*** Opening of RECORDS SUPPLIED ***

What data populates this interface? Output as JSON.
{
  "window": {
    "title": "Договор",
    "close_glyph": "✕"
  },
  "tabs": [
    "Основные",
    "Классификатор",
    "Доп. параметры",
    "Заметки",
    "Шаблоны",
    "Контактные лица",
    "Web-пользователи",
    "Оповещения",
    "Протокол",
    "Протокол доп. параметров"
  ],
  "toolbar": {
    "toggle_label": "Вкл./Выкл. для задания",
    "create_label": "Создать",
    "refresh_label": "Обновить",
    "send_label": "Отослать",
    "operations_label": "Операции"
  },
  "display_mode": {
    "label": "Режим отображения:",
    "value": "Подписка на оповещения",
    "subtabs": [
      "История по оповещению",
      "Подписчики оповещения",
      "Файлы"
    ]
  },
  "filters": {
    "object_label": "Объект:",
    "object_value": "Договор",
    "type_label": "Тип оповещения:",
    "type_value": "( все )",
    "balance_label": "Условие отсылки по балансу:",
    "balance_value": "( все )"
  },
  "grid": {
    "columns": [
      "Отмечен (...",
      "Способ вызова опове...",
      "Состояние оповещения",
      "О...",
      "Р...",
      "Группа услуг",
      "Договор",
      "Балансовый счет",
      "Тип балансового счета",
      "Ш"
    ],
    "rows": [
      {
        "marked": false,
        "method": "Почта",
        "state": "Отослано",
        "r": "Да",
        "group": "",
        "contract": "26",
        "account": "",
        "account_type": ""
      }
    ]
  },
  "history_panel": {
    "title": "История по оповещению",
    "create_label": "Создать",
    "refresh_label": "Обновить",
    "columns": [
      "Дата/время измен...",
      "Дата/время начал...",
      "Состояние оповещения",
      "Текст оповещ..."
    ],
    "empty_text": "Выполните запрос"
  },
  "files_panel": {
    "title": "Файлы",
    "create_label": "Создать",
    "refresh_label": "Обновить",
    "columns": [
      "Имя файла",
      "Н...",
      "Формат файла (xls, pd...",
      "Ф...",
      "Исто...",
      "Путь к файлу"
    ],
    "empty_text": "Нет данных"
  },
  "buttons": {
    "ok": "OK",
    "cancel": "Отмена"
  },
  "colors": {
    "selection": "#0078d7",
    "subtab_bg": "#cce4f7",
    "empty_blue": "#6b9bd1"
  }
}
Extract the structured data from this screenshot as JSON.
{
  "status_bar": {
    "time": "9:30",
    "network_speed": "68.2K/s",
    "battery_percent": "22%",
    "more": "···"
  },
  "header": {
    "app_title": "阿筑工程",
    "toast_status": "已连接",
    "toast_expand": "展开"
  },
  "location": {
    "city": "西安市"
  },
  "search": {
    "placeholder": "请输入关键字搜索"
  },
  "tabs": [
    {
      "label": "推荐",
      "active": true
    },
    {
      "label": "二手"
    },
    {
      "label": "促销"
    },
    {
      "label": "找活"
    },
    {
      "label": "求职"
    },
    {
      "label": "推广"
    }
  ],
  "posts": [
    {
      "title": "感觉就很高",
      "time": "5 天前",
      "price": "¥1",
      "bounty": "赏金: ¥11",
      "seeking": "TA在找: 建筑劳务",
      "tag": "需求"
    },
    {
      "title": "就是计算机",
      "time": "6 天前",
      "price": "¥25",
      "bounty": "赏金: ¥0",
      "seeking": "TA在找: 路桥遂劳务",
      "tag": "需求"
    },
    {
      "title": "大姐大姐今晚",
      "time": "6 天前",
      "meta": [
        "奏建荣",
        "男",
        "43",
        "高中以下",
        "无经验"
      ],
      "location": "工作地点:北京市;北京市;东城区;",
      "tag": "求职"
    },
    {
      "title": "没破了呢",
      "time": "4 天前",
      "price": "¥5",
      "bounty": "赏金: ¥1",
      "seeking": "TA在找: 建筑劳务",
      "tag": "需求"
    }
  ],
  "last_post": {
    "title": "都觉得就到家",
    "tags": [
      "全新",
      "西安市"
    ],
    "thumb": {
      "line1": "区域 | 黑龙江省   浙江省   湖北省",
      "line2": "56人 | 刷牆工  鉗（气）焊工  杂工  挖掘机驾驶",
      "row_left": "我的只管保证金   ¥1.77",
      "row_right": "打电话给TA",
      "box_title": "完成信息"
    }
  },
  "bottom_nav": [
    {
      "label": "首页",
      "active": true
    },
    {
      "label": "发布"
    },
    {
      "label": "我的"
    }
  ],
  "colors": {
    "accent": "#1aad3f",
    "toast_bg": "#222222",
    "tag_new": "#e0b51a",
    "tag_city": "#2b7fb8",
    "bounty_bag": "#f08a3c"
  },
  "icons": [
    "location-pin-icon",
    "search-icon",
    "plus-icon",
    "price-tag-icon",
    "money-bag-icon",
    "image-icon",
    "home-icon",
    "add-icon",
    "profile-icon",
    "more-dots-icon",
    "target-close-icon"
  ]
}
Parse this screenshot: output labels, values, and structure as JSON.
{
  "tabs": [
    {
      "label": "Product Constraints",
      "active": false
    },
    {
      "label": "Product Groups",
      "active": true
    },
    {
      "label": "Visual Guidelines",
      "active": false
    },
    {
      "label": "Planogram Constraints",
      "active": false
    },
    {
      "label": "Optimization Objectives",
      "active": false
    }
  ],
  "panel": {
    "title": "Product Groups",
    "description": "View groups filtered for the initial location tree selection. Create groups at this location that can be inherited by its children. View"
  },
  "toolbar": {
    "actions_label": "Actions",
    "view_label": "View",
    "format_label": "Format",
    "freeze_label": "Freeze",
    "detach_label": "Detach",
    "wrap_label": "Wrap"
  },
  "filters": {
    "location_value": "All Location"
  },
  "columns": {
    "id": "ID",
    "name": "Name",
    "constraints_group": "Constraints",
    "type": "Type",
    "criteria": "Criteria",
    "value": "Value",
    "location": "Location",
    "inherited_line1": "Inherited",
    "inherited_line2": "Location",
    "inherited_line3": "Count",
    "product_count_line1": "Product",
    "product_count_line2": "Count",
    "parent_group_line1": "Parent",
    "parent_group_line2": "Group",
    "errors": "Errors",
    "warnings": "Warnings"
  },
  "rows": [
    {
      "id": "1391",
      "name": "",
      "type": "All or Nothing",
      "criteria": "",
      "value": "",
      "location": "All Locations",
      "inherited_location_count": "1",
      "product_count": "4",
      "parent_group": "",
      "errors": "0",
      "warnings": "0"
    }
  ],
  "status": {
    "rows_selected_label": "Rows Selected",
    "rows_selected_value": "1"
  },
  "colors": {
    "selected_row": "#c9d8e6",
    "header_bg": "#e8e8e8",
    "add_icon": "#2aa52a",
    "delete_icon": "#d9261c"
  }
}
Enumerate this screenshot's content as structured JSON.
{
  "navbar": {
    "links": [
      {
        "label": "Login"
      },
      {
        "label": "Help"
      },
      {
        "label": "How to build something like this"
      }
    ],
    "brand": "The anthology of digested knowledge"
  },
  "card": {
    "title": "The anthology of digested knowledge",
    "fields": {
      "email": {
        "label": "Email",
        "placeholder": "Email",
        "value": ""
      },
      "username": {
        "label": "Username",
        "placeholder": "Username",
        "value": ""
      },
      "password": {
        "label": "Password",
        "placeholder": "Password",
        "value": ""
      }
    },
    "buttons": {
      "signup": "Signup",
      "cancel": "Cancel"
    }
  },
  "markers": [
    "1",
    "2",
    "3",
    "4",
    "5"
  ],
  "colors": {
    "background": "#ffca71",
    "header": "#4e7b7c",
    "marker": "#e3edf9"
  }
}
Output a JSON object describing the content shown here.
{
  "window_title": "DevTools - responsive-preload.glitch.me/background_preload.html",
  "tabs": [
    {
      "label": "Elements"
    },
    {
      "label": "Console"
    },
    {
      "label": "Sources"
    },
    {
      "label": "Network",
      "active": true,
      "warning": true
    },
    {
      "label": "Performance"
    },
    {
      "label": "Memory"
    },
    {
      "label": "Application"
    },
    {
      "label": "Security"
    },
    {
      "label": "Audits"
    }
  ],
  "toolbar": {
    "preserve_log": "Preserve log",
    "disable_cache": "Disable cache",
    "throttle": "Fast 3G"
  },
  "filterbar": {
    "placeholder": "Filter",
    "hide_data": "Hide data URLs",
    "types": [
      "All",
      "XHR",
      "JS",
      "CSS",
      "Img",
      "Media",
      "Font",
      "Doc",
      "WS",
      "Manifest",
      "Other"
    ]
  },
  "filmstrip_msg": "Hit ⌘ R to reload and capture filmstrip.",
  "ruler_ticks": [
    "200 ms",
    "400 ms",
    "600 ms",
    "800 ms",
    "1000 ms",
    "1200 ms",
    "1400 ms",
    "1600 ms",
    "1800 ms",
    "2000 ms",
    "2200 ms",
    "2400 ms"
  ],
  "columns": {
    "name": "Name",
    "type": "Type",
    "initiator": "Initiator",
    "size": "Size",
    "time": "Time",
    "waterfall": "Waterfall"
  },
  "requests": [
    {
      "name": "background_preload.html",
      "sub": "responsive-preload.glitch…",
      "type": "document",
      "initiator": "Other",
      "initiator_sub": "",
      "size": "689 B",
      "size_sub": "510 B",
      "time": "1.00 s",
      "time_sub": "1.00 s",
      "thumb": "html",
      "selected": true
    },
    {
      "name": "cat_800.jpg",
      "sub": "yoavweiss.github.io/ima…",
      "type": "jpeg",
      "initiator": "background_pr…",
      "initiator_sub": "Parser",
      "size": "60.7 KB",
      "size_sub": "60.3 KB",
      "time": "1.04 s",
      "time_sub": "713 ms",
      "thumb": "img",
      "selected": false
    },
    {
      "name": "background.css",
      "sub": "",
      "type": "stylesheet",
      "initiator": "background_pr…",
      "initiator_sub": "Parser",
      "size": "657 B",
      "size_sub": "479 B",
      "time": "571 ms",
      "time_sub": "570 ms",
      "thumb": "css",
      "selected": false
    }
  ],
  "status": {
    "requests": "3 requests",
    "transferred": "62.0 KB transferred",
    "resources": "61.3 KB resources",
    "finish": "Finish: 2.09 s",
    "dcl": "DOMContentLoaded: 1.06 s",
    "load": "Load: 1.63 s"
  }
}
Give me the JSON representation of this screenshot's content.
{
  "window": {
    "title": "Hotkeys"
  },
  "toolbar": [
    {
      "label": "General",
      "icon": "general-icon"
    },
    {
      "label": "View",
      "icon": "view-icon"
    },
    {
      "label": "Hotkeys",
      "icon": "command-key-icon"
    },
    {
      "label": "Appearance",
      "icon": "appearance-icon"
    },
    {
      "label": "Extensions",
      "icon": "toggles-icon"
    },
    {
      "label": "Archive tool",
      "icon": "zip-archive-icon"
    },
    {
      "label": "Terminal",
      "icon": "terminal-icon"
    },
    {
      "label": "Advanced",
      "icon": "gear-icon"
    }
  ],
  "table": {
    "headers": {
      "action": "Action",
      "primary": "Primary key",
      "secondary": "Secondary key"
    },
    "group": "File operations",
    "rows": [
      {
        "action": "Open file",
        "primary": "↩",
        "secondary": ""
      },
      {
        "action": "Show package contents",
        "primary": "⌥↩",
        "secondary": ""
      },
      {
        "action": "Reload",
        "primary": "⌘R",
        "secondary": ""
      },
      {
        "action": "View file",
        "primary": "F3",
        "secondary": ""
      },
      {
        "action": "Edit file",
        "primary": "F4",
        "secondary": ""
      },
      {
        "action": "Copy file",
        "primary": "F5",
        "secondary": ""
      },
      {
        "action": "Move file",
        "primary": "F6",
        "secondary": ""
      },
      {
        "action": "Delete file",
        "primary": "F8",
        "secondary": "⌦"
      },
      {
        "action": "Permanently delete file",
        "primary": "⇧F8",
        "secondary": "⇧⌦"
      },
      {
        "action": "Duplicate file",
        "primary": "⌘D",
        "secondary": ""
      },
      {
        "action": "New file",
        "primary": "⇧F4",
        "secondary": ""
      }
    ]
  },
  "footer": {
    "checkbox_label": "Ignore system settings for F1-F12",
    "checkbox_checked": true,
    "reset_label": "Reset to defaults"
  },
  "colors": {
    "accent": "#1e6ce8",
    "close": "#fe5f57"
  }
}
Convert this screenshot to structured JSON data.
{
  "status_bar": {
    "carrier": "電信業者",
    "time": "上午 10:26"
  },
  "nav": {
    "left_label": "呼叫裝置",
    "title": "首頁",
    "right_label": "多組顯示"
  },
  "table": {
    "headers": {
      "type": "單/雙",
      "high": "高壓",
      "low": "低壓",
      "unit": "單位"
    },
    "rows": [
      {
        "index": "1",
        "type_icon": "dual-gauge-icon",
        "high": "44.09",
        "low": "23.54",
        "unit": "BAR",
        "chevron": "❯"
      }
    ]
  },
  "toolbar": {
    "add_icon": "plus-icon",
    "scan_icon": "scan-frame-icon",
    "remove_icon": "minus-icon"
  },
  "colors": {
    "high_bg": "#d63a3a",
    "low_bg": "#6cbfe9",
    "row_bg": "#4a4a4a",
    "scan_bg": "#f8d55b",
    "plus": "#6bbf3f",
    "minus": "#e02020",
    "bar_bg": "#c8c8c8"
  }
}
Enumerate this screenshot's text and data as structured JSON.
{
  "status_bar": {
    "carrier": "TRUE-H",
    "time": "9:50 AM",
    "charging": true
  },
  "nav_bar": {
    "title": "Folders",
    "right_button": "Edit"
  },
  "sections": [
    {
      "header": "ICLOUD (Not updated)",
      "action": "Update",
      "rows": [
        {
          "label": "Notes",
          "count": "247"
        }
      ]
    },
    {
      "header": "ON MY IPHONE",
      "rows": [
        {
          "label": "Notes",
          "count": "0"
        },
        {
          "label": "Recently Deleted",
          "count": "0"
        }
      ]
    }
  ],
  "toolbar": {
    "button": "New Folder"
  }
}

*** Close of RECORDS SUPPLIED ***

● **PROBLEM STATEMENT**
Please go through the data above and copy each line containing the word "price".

● **REPLY**
      "price": "¥1",
      "price": "¥25",
      "price": "¥5",
    "price-tag-icon",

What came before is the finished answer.